My entire pastoral life—really, my entire life—exists because of the kindness of others and their generosity toward me and the family. There have been zero years of my life that I’ve made it on my own. Zero.
I took a brief inventory, and here is what I’ve found without even thinking:
- Birth-18 (the home years): Mom and Dad and money from grandparents for Christmases and birthdays.
- 18-21 (the LSU years): Mom and Dad and some scholarship money and some work money, but come on, I wasn’t really pulling down the benjamins.
- 21-25 (the DTS years): Got married at 21. These years were covered by all of the above, the addition of in-laws, some wedding money (it went quickly), and some DTS scholarship money. I also wasn’t working FT at this point; Courtney was.
- 25-34 (the Baton Rouge years): All of the above, but we also added three kids, “bought” a home (mainly took on debt), and I started FT work. That work? Pastoring. The pay? Other people’s gifts to the church. I also pursued more schooling, which was largely possible because other people helped make sure it could happen.
- 34-Now (the Spring years): All of the above, but now we’ve added into it a new congregation supporting me, continued support from family, and who knows what else I’m not thinking about.

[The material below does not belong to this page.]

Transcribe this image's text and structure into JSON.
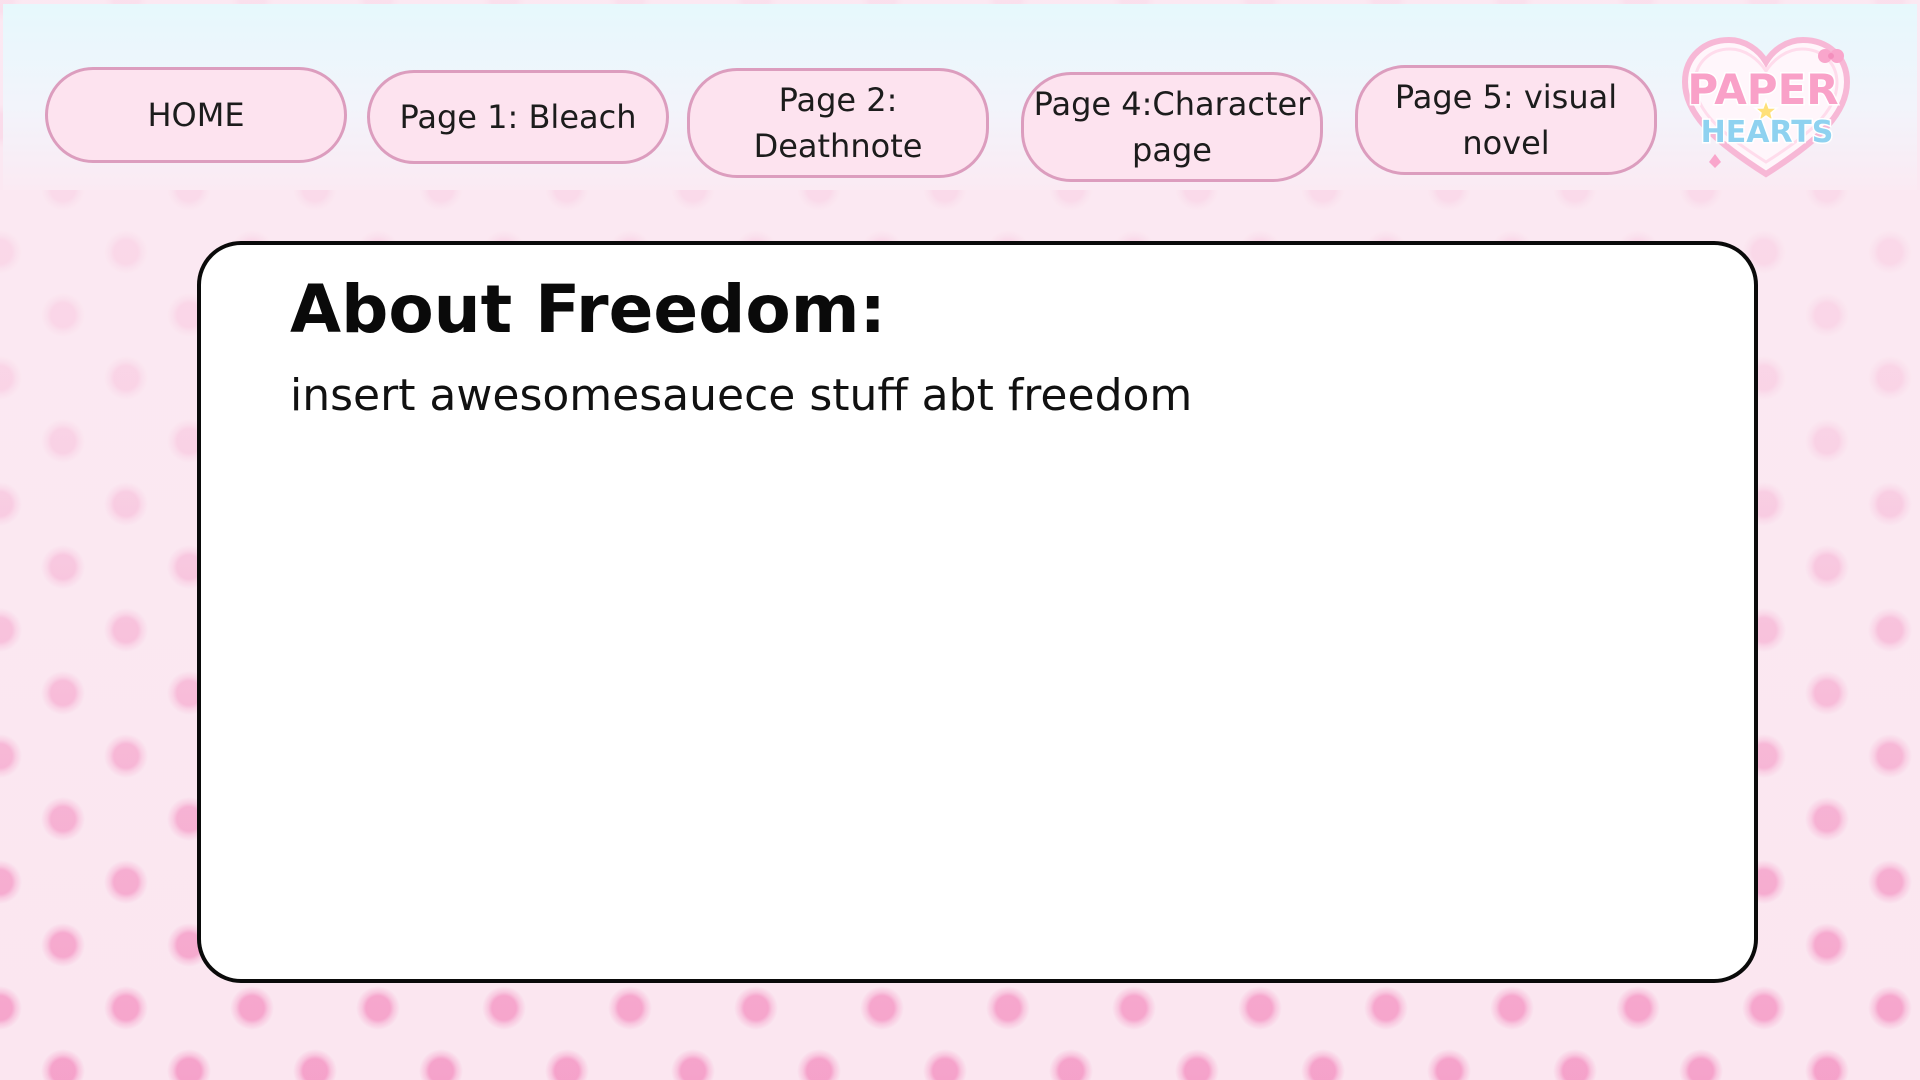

Our vacations (often Pine Cove Family Camp) are even scholarshipped in some percentage.
My entire life has been impacted—directly or indirectly—by the generosity of others.
So when I say generosity is a personal value, you might think, “You don’t have much room to talk about this.” You’d be right. Or you may think, “It’s a value because he doesn’t want people to stop giving.” I’d see your point, but I hope that isn’t the case.
I love generosity because I’ve learned it from others, seen it in my Savior, and find that generosity is a better way to live than stinginess. Why do we give? Because Jesus did. Is it good to be a scrooge? No. I’ve watched the example people in my life—many of them my family or close friends from church—and have learned a model of generosity that I only hope to emulate, not that I have mastered.
But even as we have learned about generosity—and done all we can as a family to live generously—there is another side to it that affects me.Continue reading “Generosity: Giving With (or Without) Discernment”